- Optimized graphics powered by a custom 2D graphics library; 3D graphics based on the OpenGL ES 1.0 specification (hardware acceleration optional)
- SQLite for structured data storage
- Media support for common audio, video, and still image formats (MPEG4, H.264, MP3, AAC, AMR, JPG, PNG, GIF)
- GSM Telephony (hardware dependent)
- Bluetooth, EDGE, 3G, and WiFi (hardware dependent)
- Camera, GPS, compass, and accelerometer (hardware dependent)
- Rich development environment including a device emulator, tools for debugging, memory and performance profiling, and a plugin for the Eclipse IDE.
I mentioned this book written by Zigurd Mednieks,Laird Dornin,Blake Meike,Mausmi Nakamura.
This is the book having contents of 18 chapters.
Chapter 1 Your Toolkit
Chapter 2 Java for Android
Chapter 3 The Ingredients of an Android Application
Chapter 4 Getting Your Application into Users’ Hands
Chapter 5 Eclipse for Android Software Development
Chapter 6 Effective Java for Android
Chapter 7 Building a View
Chapter 8 Fragments and Multiplatform Support
Chapter 9 Drawing 2D and 3D Graphics
Chapter 10 Handling and Persisting Data
Chapter 11 A Framework for a Well-Behaved Application
Chapter 12 Using Content Providers
Chapter 13 Exploring Content Providers
Chapter 14 Multimedia
Chapter 15 Location and Mapping
Chapter 16 Sensors, NFC, Speech, Gestures, and Accessibility
Chapter 17 Communication, Identity, Sync, and Social Media
Chapter 18 The Android Native Development Kit (NDK)
What does it take to build well-engineered Android applications?
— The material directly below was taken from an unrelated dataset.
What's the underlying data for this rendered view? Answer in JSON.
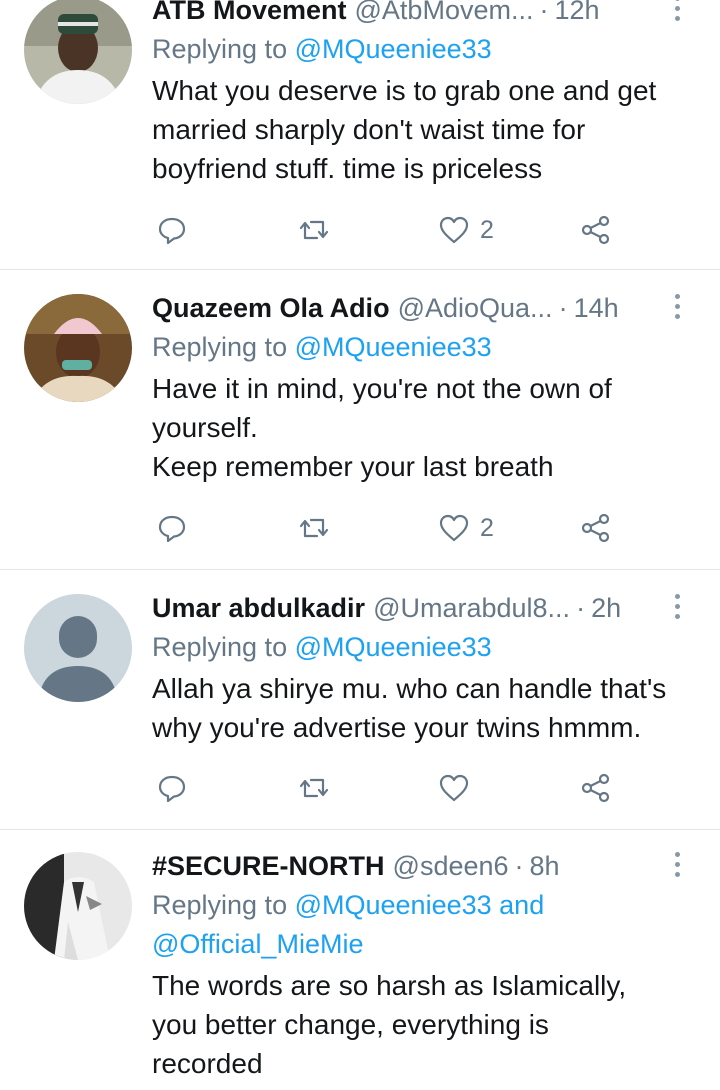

Explore Android’s core building blocks and APIs in depth with this authoritative guide, and learn how to create compelling apps that work on a full range of Android devices. You’ll work with proven approaches to app design and implementation—including application frameworks that you can use as a starting point for your own projects. Delve into sensors, native development, 3D graphics, and many other topics, and discover how to build apps on the platform of your choice. If you’re an intermediate to advanced programmer, you’ll learn how to make great Android apps.
- Learn how to use the Android SDK with the Eclipse IDE
- Apply advanced Java concepts regardless of your experience with the language
- Create an Android user interface that’s captivating and easy to navigate
- Use the Fragment API for tablet user interfaces
- Make your application compatible with Honeycomb and earlier versions
- Understand Android’s unique database design issues and the role of SQLite
- Use sensors and gestures to expand your app’s input beyond just tapping and scrolling
- Explore Android APIs for multimedia, location, communication, NFC, and other applications
I recommend this book for who willing to learn programming about android, this book will helpful for you.
Just found this article trough my G+ custom search. Didn’t knew about this book, but I’m using one on my kindle from Wallace Jackson named: “Android for Absolute Beginners” (http://www.amazon.co.uk/Android-Absolute-Beginners-Wallace-Jackson/dp/1430234466/ref=sr_1_1?ie=UTF8&qid=1315593024&sr=8-1) that looks really nice from someone that, like me don’t know the first thing about java, xml and coding. Thanks for sharing this with the rest of the blogsphere 🙂
As such this book is fine to go with, it contains some best examples with some good coding. The main focus of this book is UI interface and not Android development which one should know about.